If a line in the data below contains the word "password", copy it out.

Interface dataset entries:
* * *

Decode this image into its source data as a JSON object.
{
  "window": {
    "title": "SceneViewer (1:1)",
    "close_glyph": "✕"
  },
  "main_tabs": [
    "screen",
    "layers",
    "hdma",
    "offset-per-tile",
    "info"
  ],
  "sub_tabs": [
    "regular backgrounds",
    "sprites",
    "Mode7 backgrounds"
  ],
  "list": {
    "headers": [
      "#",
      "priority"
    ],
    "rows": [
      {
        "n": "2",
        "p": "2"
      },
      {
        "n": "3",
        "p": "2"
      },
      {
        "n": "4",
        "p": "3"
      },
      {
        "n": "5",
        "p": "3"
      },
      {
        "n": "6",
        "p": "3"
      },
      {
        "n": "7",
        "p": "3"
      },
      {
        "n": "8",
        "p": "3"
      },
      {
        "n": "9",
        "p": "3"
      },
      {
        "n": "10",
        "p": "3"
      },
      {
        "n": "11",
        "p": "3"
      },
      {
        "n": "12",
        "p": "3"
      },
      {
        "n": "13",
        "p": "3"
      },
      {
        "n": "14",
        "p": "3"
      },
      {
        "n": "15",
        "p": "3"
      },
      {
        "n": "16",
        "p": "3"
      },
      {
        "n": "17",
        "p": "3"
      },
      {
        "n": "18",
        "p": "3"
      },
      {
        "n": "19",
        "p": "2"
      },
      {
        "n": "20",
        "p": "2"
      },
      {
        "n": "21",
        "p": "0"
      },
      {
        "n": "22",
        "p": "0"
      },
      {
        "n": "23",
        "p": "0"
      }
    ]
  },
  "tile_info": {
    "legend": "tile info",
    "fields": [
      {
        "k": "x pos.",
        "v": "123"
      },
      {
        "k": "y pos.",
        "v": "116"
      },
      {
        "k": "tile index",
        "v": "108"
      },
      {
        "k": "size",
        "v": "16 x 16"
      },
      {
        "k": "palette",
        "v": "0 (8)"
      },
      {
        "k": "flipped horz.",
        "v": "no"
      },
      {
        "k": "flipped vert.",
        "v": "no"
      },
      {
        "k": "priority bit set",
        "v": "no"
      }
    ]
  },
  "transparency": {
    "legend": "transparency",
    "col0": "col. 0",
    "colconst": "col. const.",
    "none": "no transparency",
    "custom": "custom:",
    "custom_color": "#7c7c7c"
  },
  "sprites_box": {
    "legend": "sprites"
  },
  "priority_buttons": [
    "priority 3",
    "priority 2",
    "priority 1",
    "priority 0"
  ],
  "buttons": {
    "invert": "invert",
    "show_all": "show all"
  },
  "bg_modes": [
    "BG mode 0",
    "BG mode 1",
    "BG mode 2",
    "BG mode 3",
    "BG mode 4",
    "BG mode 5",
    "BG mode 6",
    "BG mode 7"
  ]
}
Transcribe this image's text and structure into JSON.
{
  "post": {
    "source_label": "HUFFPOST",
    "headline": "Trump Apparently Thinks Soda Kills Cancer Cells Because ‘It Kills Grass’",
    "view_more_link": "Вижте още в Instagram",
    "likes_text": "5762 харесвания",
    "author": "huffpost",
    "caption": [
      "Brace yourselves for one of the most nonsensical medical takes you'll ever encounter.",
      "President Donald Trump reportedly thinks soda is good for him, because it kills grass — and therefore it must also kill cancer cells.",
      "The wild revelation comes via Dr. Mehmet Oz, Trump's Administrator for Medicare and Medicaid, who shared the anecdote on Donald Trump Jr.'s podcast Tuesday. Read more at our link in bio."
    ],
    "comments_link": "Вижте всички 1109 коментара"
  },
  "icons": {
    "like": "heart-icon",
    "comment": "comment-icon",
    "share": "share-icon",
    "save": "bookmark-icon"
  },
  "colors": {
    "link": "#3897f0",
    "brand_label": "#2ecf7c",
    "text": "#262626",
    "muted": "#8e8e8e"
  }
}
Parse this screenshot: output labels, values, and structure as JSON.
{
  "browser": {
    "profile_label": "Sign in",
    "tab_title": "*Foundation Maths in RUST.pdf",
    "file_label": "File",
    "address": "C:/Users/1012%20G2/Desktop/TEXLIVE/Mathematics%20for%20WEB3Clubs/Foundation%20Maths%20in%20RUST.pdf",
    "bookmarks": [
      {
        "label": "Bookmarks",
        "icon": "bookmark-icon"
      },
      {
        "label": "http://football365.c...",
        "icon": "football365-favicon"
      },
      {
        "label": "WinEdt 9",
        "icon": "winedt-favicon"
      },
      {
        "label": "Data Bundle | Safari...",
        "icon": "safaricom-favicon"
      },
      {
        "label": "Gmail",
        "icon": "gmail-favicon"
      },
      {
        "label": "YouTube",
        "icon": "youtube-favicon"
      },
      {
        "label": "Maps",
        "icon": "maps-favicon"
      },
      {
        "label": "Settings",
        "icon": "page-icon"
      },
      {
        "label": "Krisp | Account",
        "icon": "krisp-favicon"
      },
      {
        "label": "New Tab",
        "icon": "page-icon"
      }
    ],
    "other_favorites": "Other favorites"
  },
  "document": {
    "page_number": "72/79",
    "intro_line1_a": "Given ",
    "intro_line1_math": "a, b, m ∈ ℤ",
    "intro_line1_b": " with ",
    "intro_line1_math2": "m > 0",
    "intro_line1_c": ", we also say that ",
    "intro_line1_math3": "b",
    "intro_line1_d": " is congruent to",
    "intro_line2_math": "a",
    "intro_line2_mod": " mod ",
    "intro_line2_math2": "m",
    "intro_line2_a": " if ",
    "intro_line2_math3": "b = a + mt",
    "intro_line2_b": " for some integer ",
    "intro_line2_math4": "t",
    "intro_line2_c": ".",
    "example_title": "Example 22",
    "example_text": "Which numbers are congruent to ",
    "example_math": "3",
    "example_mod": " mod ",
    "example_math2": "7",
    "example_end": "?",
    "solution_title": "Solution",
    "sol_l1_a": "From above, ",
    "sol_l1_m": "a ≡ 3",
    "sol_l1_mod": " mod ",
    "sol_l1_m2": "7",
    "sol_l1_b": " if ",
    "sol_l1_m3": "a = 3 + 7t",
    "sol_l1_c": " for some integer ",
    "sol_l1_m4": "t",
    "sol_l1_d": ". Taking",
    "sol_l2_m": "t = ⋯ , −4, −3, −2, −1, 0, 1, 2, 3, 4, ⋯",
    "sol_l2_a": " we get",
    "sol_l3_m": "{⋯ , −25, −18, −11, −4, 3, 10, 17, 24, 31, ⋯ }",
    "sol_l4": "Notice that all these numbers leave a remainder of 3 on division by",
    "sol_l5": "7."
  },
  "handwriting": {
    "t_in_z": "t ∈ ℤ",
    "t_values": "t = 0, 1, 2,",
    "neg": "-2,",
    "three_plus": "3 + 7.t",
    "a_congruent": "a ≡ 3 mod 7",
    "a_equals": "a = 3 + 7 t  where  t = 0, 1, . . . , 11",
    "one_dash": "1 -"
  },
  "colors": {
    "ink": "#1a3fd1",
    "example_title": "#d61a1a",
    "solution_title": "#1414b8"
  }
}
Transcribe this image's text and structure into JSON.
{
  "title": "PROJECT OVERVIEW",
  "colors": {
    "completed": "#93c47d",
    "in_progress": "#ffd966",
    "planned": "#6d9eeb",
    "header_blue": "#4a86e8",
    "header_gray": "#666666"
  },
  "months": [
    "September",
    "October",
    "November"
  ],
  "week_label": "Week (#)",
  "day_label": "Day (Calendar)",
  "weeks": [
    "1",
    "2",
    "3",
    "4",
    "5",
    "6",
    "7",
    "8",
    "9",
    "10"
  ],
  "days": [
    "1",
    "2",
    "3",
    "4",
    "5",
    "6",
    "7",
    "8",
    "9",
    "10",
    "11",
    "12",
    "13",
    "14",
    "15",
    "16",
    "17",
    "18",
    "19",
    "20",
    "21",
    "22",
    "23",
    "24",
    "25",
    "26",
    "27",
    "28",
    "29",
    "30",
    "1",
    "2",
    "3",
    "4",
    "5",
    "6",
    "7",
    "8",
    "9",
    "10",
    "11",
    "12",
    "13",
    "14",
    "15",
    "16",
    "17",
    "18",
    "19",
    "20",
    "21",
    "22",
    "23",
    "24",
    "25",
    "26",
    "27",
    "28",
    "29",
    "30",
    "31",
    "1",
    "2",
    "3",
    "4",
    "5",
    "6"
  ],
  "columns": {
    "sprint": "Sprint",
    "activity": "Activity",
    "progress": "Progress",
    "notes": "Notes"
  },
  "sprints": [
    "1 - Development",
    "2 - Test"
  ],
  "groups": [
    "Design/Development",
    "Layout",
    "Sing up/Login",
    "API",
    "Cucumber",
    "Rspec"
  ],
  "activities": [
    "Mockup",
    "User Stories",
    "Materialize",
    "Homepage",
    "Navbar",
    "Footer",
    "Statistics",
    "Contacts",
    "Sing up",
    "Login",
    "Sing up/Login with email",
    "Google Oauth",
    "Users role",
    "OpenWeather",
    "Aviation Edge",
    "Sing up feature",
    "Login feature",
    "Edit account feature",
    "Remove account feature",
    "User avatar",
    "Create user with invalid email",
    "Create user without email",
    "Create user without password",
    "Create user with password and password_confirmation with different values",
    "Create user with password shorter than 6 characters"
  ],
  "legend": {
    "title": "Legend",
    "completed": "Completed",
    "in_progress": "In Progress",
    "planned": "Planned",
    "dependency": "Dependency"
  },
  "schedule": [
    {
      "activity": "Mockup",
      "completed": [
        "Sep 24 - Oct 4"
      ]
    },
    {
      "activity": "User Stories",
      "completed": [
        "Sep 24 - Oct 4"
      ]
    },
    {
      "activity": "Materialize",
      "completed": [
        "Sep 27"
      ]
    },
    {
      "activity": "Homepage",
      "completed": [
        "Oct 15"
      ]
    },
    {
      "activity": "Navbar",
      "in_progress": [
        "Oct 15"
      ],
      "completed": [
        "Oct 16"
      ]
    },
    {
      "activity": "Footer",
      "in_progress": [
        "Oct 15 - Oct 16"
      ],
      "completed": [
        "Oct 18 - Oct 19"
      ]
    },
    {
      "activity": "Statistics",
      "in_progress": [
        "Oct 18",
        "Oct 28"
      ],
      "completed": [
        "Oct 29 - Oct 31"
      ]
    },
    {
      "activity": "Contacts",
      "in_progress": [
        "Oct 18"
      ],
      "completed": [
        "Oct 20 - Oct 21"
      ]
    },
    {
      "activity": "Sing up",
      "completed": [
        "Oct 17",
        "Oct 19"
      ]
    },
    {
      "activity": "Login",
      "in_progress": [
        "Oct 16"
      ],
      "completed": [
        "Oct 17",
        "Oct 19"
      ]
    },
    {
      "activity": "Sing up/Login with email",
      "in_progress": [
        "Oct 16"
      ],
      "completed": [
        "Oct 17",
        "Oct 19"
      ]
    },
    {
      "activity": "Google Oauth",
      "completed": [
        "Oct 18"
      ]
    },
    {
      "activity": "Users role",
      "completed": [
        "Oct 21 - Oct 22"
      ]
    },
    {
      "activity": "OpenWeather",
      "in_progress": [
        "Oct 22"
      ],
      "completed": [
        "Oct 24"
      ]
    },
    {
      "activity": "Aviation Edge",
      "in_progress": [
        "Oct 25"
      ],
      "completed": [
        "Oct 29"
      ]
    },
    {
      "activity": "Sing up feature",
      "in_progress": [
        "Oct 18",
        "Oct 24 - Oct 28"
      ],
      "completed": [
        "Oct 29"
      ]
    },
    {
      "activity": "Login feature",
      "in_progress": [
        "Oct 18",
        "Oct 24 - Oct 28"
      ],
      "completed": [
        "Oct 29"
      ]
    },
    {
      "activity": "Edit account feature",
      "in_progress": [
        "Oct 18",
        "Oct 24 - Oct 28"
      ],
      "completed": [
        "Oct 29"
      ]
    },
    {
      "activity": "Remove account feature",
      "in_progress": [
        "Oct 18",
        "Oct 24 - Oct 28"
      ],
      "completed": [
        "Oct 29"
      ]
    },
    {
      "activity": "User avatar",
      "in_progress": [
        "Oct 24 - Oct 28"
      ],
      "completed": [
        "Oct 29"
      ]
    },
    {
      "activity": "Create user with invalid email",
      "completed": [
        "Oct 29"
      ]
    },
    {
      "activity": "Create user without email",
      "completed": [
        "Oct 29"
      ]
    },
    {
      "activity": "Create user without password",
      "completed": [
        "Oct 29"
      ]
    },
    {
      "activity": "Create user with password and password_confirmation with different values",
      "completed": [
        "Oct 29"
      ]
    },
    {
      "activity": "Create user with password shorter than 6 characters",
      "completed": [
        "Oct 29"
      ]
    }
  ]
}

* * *

> _RESULT_:
    "Create user without password",
    "Create user with password and password_confirmation with different values",
    "Create user with password shorter than 6 characters"
      "activity": "Create user without password",
      "activity": "Create user with password and password_confirmation with different values",
      "activity": "Create user with password shorter than 6 characters",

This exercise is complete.